In particular, three specific hefty spread trades caught my eye …

The first to cross the tape was the December 25-strike and 30-strike call spread.

This trader sold 15,000 of the December 25-strike calls for $1.58, bringing in a whopping $2,370,000 …

Which they then used to purchase 15,000 contracts of the December 30-strike calls for $0.73, or a total purchase price of $1,095,000.

This call credit spread – or bear call spread – tells me not that this trader is expecting CCJ to rocket to $30 … but that they expect the currently-on-fire uranium producer to stay below the $25 mark by December expiration.

If that is the case, they’ll pocket the $1,275,000 credit ($2,370,000 – $1,095,000) received as profit.

However, they have quite a bit on the line – should CCJ surge to the $30 mark, they could be on the hook for $6,225,000 ($5 difference in strike minus the $0.85 cost of the spread, multiplied by 15,000 contracts and 100 options per contract).

To me, this speaks volume about someone’s certainty that CCJ’s rally will be contained …

Now, interestingly, about an hour later another trader made the exact same trade: purchasing 12,500 of the December 30-strike puts for $0.84, and selling 12,500 of the December 25-strike calls for $1.74.

I have to wonder if this was the same trader doubling down (or wasn’t able to get their full order filled at their initial price), or simply two sources of big smart money in agreement …

If it’s the same trader, that means their total trade brought in a credit of $2,400,000, which will be theirs to keep if CCJ can keep below $25 through expiration!

Now, those weren’t the only – or even the largest, if they were indeed separate trades – trades on CCJ in the pits on Tuesday …

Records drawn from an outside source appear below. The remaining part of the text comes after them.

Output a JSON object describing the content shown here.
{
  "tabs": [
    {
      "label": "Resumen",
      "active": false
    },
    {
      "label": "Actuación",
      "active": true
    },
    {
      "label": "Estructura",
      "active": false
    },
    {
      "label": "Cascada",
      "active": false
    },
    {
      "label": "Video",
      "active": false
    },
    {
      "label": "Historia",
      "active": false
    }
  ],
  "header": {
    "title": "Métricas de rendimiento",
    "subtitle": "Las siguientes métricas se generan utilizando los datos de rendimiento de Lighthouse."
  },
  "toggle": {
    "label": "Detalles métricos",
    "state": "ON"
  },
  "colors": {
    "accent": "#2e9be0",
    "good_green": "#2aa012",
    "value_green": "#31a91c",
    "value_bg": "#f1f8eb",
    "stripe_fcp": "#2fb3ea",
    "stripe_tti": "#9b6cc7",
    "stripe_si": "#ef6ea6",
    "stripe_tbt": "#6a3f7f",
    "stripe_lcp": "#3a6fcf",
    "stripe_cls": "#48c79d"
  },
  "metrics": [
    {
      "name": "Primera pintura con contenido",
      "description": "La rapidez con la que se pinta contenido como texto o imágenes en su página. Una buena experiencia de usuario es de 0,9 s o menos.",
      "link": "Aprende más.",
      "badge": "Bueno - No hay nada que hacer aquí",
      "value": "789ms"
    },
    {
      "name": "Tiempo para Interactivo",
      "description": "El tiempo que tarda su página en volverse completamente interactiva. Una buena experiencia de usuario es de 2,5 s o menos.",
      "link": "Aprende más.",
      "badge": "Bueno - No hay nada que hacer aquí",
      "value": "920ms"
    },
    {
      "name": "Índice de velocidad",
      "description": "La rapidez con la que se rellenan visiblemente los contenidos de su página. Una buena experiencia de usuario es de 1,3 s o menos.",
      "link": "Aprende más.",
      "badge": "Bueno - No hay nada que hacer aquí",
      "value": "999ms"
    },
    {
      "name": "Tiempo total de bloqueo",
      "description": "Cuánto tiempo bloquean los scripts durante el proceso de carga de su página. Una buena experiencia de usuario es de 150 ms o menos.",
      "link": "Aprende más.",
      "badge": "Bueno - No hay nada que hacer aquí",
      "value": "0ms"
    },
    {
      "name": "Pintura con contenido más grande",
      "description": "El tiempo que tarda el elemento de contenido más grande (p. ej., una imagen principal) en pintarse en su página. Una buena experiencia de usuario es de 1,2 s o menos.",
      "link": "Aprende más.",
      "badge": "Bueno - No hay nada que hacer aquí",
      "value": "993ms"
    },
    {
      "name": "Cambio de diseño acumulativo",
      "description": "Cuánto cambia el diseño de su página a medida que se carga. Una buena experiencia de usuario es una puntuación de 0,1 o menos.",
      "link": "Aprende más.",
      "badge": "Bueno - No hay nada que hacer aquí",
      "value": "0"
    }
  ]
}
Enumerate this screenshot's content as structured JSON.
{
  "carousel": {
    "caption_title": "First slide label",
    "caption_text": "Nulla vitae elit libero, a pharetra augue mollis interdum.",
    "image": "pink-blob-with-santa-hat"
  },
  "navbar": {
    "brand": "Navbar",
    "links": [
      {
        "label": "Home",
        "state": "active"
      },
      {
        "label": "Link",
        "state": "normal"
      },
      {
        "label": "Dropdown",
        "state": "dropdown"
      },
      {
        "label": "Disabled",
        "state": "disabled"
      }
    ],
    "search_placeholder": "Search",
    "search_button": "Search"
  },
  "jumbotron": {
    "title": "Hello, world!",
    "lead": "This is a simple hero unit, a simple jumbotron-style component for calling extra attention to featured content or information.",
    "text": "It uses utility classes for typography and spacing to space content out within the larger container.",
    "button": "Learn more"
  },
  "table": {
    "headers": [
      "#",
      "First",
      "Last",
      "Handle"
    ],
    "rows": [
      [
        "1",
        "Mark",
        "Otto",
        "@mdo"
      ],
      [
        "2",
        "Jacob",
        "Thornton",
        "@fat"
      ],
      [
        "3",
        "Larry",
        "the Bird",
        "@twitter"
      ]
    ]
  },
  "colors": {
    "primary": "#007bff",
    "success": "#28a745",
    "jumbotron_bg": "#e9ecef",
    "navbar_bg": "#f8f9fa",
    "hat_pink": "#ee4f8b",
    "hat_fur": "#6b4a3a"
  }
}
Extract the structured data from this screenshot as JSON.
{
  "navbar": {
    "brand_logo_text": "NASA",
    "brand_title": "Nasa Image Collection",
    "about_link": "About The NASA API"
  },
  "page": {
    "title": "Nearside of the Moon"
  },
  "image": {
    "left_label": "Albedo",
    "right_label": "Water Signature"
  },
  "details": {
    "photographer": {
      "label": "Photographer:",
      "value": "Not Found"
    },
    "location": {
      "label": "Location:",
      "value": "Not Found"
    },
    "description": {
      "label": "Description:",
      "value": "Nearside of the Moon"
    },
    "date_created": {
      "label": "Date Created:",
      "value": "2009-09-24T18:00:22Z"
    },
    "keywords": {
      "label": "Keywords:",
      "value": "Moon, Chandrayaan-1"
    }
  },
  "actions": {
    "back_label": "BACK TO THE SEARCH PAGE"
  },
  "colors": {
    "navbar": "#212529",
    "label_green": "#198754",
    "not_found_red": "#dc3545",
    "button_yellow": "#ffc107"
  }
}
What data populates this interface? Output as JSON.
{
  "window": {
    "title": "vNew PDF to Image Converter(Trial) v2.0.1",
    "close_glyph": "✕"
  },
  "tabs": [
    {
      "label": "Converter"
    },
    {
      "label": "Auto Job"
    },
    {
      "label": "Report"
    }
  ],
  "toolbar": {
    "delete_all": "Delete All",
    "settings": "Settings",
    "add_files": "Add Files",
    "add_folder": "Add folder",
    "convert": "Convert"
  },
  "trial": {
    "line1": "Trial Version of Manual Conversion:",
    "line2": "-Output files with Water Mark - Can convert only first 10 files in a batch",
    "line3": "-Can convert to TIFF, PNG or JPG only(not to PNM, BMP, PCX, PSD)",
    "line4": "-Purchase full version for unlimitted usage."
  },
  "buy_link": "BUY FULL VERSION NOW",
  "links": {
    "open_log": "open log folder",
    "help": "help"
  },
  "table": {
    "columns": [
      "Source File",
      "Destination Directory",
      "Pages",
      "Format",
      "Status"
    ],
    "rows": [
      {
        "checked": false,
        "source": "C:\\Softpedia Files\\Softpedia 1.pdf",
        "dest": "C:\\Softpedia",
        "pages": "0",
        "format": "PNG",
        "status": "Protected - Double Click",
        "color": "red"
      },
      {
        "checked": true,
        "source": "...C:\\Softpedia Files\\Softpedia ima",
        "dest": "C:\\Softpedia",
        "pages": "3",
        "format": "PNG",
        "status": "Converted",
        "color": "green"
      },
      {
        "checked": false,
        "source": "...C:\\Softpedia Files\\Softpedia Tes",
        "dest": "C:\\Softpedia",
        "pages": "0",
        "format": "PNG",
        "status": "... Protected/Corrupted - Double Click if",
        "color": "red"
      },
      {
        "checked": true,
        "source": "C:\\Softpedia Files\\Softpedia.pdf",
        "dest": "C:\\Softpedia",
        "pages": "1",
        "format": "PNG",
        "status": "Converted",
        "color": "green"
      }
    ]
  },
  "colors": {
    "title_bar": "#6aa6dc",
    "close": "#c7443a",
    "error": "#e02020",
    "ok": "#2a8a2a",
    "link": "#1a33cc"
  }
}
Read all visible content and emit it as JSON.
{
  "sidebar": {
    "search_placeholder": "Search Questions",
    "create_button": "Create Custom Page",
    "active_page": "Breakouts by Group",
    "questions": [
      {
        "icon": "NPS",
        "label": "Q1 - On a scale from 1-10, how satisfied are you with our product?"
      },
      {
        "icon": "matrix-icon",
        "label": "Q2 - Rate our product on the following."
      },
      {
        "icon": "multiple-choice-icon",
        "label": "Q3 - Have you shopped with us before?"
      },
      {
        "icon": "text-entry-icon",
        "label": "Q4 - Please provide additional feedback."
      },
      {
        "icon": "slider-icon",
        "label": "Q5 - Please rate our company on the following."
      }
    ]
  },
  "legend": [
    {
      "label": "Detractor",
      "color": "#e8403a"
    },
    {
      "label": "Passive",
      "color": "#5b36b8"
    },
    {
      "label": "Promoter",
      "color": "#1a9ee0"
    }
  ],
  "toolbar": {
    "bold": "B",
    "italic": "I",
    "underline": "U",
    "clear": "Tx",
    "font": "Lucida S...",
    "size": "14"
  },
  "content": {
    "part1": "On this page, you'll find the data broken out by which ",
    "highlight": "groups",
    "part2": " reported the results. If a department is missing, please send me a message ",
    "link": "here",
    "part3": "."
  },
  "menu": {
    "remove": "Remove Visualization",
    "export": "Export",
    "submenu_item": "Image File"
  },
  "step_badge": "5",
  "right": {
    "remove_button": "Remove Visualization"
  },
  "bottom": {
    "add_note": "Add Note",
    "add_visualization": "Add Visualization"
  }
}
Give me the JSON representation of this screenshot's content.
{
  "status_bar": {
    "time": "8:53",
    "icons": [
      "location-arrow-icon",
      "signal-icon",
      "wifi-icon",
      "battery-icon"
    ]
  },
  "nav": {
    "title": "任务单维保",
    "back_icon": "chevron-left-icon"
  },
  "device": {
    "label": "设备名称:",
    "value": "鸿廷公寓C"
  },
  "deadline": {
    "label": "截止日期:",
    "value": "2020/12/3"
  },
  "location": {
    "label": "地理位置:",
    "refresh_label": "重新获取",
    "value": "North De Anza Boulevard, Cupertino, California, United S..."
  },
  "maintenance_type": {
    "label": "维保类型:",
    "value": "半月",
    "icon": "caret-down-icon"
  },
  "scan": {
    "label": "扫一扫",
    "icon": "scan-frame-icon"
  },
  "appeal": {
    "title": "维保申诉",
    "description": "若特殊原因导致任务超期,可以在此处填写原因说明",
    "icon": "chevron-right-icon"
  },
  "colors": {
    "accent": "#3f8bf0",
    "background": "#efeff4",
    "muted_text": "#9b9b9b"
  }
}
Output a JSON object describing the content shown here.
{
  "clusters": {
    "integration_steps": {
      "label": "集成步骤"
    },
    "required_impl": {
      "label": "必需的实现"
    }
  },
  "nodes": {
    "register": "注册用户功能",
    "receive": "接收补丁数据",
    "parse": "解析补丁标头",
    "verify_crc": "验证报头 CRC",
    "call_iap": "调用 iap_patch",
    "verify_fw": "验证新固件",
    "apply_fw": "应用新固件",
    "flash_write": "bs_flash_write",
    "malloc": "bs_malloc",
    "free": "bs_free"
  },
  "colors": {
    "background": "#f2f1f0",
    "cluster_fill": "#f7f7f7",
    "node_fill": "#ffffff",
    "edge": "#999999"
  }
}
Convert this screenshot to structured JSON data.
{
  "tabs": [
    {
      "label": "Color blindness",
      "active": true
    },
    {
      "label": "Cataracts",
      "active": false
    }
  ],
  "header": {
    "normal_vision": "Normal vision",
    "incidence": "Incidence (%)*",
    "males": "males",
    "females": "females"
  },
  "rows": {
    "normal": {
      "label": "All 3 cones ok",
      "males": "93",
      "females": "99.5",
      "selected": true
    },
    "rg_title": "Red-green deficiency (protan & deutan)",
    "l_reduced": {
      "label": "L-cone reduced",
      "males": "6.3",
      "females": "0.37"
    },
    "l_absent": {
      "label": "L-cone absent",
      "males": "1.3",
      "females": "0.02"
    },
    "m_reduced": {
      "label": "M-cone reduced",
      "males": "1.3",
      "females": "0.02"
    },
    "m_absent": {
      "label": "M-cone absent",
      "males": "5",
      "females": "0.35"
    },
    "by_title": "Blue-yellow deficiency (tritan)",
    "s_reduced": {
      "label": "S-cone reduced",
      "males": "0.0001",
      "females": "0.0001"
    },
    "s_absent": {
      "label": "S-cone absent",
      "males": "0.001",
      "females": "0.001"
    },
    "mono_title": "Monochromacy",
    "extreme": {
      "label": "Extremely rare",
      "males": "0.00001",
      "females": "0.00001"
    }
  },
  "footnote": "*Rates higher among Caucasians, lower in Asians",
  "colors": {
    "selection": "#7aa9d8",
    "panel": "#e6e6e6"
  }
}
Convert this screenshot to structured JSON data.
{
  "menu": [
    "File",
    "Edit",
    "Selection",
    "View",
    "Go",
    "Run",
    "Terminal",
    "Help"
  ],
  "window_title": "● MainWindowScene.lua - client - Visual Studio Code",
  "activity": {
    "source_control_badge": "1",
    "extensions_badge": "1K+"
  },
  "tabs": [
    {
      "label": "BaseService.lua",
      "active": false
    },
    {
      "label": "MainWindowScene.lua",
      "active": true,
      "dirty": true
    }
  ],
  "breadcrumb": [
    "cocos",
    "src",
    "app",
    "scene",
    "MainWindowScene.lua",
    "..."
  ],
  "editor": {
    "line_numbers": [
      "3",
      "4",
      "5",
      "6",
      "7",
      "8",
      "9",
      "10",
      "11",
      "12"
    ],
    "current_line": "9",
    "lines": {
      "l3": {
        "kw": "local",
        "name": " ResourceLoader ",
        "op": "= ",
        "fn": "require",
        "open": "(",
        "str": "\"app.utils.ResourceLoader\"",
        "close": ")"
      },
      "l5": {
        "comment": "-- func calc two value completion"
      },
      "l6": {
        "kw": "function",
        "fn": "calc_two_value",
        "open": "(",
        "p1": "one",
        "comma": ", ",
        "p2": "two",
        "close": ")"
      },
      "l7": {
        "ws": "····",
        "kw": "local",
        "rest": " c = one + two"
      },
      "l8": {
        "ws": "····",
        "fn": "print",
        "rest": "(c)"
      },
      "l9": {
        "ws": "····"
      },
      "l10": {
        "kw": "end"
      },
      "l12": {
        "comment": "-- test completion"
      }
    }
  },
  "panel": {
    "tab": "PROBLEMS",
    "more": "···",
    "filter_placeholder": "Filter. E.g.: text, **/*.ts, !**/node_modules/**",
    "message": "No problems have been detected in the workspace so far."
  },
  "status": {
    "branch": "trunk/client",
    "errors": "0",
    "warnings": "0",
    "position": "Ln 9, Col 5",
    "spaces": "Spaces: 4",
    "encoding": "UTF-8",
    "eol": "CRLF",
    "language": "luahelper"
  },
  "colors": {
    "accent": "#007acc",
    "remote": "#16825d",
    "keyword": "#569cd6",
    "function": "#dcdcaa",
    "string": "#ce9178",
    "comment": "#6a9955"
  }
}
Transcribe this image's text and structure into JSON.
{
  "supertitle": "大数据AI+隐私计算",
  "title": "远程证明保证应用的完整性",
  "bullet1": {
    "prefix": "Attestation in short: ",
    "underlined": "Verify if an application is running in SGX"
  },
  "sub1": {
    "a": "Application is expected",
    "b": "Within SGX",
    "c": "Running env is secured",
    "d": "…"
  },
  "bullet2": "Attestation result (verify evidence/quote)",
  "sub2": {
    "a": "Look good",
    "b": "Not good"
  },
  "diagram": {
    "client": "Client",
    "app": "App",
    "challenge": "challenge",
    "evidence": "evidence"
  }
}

About an hour after the previous two trades crossed the tape, another trader purchased a block of 18,800 December 21-strike calls for $3.35. That’s a $6,298,000 outlay, partially subsidized by the sale of 18,800 contracts of the December 24-strike calls for $1.97 (bringing in $3,703,600), bringing their total cost to “only” $2,594,400.

Now, you might notice this is a call debit spread, or a bull call spread.

Does this directly contradict the “smart money” trade laid out above?

Do we have a duel of the Deep Pockets?

Actually, no. These bullish and bearish bets are actually in agreement.

The bull call spread trader is simply banking on CCJ trading above $21, but below $24 by December expiration.

Meanwhile, the other trader(s) are simply saying CCJ will remain below $25.

Really, the same trader could be responsible for all three trades!

If so, that’s a very large, specific bet that CCJ will wind more-or-less sideways over the next several months …

If it is indeed the same trader, the $2,400,000 premium received from the bear call spread would nearly totally cover the $2,594,400 cost of the bull call spread, giving this trader a huge amount of trading power at quite a minimal cost.

They will likely be watching closely to see how much more energy this uranium rally has …

Speaking of “watching closely,” don’t forget to attend Thursday’s special live event! The Option Pit Crew will be there to dish on the “smart money” advantage you can take for yourself, and we’ll even be giving out some event-exclusive trades!

Don’t forget to register here to attend!

Your Only Option,

Mark Sebastian

Leave a Reply

Your email address will not be published. Required fields are marked *

This site uses Akismet to reduce spam. Learn how your comment data is processed.